TASK PROMPT:
Only the lines with the string "true" are needed; return each of them from the entries below.

RECORDS FOR THIS EXERCISE:
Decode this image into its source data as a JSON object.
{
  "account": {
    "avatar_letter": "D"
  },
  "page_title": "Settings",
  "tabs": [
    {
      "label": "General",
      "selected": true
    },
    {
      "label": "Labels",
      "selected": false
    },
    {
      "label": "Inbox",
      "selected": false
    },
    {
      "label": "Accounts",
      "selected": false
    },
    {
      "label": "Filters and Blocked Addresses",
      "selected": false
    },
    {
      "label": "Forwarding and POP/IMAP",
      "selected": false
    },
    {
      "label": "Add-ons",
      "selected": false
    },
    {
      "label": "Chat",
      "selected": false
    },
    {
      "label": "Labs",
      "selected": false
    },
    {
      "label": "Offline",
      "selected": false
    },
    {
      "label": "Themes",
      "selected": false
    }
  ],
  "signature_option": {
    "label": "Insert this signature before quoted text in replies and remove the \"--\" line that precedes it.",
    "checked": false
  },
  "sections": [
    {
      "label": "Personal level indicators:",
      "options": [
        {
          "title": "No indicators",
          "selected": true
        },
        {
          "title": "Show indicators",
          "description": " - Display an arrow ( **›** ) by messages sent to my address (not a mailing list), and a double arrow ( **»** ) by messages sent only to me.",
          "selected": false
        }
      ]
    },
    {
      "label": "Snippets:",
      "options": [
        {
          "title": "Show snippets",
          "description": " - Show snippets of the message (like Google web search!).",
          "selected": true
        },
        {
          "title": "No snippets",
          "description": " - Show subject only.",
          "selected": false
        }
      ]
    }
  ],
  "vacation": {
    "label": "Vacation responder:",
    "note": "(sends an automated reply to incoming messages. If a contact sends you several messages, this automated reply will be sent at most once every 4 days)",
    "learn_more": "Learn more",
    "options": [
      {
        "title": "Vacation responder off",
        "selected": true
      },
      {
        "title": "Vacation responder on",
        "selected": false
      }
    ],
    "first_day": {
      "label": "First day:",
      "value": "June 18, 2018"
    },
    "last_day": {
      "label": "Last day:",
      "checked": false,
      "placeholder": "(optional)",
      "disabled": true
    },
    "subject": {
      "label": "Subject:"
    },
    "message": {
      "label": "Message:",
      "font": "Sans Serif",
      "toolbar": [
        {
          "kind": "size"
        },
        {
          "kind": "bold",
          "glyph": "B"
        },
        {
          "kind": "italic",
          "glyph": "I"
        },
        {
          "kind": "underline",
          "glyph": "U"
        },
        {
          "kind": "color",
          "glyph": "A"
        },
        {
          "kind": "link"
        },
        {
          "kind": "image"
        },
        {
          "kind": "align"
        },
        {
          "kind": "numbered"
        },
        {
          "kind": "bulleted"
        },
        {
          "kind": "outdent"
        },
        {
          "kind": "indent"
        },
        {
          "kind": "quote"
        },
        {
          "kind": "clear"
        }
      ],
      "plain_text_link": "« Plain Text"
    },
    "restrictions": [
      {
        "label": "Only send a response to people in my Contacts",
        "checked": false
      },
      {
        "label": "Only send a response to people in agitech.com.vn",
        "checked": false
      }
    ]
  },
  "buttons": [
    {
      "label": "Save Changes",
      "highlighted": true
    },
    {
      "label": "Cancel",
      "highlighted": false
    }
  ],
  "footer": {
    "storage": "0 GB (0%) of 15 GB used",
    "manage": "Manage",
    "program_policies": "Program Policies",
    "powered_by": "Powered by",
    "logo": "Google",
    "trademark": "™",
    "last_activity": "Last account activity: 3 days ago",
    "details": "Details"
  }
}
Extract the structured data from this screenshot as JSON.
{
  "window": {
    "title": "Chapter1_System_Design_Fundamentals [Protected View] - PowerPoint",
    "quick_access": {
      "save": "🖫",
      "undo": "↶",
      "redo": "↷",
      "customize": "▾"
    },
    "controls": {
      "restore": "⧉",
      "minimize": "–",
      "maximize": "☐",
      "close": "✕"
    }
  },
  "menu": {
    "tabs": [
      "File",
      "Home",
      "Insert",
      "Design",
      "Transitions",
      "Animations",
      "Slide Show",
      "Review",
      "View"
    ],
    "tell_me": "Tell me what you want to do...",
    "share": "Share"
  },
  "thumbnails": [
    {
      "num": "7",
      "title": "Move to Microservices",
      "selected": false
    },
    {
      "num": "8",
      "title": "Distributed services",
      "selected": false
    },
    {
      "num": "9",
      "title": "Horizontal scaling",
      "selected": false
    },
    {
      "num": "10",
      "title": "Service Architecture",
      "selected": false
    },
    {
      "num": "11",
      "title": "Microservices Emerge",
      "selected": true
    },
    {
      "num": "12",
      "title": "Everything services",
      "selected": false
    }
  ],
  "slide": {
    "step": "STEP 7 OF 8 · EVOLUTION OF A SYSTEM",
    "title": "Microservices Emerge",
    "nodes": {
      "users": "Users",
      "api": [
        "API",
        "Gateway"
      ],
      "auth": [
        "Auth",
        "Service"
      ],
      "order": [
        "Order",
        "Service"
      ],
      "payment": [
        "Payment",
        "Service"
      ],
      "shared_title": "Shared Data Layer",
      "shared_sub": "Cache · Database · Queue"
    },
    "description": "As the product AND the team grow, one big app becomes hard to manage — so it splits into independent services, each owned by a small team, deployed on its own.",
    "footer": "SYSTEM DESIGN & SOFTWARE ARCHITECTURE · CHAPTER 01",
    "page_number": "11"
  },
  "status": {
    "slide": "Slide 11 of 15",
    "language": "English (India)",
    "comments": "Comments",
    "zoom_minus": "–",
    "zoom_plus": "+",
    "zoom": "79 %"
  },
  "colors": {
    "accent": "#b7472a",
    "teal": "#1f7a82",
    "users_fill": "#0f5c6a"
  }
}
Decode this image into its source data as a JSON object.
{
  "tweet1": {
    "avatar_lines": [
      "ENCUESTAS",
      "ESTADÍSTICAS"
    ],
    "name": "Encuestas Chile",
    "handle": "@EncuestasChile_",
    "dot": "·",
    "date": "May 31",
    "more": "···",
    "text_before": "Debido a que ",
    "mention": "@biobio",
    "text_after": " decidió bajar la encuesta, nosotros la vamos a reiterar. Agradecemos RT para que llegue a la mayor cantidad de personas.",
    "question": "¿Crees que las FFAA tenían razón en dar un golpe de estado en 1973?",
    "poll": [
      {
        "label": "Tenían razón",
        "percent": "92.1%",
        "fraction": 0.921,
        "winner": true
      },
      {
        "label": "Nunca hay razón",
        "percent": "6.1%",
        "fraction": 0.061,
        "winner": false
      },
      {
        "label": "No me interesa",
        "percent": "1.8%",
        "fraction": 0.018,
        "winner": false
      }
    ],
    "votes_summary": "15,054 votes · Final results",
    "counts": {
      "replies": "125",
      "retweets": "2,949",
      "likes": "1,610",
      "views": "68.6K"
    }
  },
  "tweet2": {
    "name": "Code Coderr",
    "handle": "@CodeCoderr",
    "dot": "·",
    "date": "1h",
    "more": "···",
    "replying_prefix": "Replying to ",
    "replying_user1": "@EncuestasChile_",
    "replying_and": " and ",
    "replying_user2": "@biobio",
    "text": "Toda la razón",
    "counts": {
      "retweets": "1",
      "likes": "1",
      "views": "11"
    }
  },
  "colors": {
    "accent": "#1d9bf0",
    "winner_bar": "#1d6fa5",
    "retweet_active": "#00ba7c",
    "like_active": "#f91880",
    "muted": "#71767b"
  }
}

SOLVED PROBLEM:
      "selected": true
          "selected": true
          "selected": true
        "selected": true
      "disabled": true
      "highlighted": true
      "selected": true
        "winner": true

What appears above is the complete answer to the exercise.